------ Data records

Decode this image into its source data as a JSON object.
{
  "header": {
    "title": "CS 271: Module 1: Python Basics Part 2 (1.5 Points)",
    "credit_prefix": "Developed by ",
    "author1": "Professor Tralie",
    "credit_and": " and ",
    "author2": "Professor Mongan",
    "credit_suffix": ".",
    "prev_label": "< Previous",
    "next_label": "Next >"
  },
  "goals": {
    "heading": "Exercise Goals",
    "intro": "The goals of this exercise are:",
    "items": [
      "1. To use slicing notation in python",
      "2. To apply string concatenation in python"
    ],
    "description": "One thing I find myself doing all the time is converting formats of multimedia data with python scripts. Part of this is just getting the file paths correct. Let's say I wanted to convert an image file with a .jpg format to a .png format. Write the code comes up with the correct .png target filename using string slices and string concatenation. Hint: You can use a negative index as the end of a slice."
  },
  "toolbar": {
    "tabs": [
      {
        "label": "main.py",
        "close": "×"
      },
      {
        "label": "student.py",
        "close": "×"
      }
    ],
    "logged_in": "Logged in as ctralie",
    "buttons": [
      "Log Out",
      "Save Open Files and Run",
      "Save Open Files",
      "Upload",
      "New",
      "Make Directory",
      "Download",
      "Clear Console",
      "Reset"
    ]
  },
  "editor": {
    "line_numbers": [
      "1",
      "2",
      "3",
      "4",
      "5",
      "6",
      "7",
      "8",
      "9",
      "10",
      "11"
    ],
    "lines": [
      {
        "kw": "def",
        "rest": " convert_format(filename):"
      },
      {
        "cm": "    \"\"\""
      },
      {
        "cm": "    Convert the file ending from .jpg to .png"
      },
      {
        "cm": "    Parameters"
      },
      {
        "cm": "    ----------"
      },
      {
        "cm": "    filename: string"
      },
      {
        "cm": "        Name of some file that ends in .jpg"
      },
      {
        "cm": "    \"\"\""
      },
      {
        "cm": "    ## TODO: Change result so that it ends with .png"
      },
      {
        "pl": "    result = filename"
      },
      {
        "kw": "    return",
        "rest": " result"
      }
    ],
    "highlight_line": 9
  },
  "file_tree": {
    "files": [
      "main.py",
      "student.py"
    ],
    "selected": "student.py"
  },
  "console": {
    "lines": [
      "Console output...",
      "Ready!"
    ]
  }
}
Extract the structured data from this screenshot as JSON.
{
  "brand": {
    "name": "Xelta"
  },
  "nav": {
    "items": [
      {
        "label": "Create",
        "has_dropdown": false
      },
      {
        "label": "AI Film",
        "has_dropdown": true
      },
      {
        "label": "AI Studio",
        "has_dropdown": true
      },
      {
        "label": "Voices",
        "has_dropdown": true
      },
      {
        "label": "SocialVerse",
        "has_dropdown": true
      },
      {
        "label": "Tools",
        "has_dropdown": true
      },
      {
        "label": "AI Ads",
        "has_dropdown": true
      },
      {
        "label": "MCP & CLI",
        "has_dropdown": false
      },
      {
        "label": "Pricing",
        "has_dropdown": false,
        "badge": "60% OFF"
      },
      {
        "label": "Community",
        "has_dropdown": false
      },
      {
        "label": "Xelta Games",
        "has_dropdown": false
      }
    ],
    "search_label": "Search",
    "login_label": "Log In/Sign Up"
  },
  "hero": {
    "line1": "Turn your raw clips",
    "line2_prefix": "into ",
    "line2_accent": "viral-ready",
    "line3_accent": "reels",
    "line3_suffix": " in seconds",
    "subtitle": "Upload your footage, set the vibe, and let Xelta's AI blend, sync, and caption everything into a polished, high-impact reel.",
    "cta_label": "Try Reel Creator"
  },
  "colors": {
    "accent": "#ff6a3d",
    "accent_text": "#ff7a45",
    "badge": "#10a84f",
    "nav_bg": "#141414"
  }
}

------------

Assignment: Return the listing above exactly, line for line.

Solution for this task:
Decode this image into its source data as a JSON object.
{
  "header": {
    "title": "CS 271: Module 1: Python Basics Part 2 (1.5 Points)",
    "credit_prefix": "Developed by ",
    "author1": "Professor Tralie",
    "credit_and": " and ",
    "author2": "Professor Mongan",
    "credit_suffix": ".",
    "prev_label": "< Previous",
    "next_label": "Next >"
  },
  "goals": {
    "heading": "Exercise Goals",
    "intro": "The goals of this exercise are:",
    "items": [
      "1. To use slicing notation in python",
      "2. To apply string concatenation in python"
    ],
    "description": "One thing I find myself doing all the time is converting formats of multimedia data with python scripts. Part of this is just getting the file paths correct. Let's say I wanted to convert an image file with a .jpg format to a .png format. Write the code comes up with the correct .png target filename using string slices and string concatenation. Hint: You can use a negative index as the end of a slice."
  },
  "toolbar": {
    "tabs": [
      {
        "label": "main.py",
        "close": "×"
      },
      {
        "label": "student.py",
        "close": "×"
      }
    ],
    "logged_in": "Logged in as ctralie",
    "buttons": [
      "Log Out",
      "Save Open Files and Run",
      "Save Open Files",
      "Upload",
      "New",
      "Make Directory",
      "Download",
      "Clear Console",
      "Reset"
    ]
  },
  "editor": {
    "line_numbers": [
      "1",
      "2",
      "3",
      "4",
      "5",
      "6",
      "7",
      "8",
      "9",
      "10",
      "11"
    ],
    "lines": [
      {
        "kw": "def",
        "rest": " convert_format(filename):"
      },
      {
        "cm": "    \"\"\""
      },
      {
        "cm": "    Convert the file ending from .jpg to .png"
      },
      {
        "cm": "    Parameters"
      },
      {
        "cm": "    ----------"
      },
      {
        "cm": "    filename: string"
      },
      {
        "cm": "        Name of some file that ends in .jpg"
      },
      {
        "cm": "    \"\"\""
      },
      {
        "cm": "    ## TODO: Change result so that it ends with .png"
      },
      {
        "pl": "    result = filename"
      },
      {
        "kw": "    return",
        "rest": " result"
      }
    ],
    "highlight_line": 9
  },
  "file_tree": {
    "files": [
      "main.py",
      "student.py"
    ],
    "selected": "student.py"
  },
  "console": {
    "lines": [
      "Console output...",
      "Ready!"
    ]
  }
}
Extract the structured data from this screenshot as JSON.
{
  "brand": {
    "name": "Xelta"
  },
  "nav": {
    "items": [
      {
        "label": "Create",
        "has_dropdown": false
      },
      {
        "label": "AI Film",
        "has_dropdown": true
      },
      {
        "label": "AI Studio",
        "has_dropdown": true
      },
      {
        "label": "Voices",
        "has_dropdown": true
      },
      {
        "label": "SocialVerse",
        "has_dropdown": true
      },
      {
        "label": "Tools",
        "has_dropdown": true
      },
      {
        "label": "AI Ads",
        "has_dropdown": true
      },
      {
        "label": "MCP & CLI",
        "has_dropdown": false
      },
      {
        "label": "Pricing",
        "has_dropdown": false,
        "badge": "60% OFF"
      },
      {
        "label": "Community",
        "has_dropdown": false
      },
      {
        "label": "Xelta Games",
        "has_dropdown": false
      }
    ],
    "search_label": "Search",
    "login_label": "Log In/Sign Up"
  },
  "hero": {
    "line1": "Turn your raw clips",
    "line2_prefix": "into ",
    "line2_accent": "viral-ready",
    "line3_accent": "reels",
    "line3_suffix": " in seconds",
    "subtitle": "Upload your footage, set the vibe, and let Xelta's AI blend, sync, and caption everything into a polished, high-impact reel.",
    "cta_label": "Try Reel Creator"
  },
  "colors": {
    "accent": "#ff6a3d",
    "accent_text": "#ff7a45",
    "badge": "#10a84f",
    "nav_bg": "#141414"
  }
}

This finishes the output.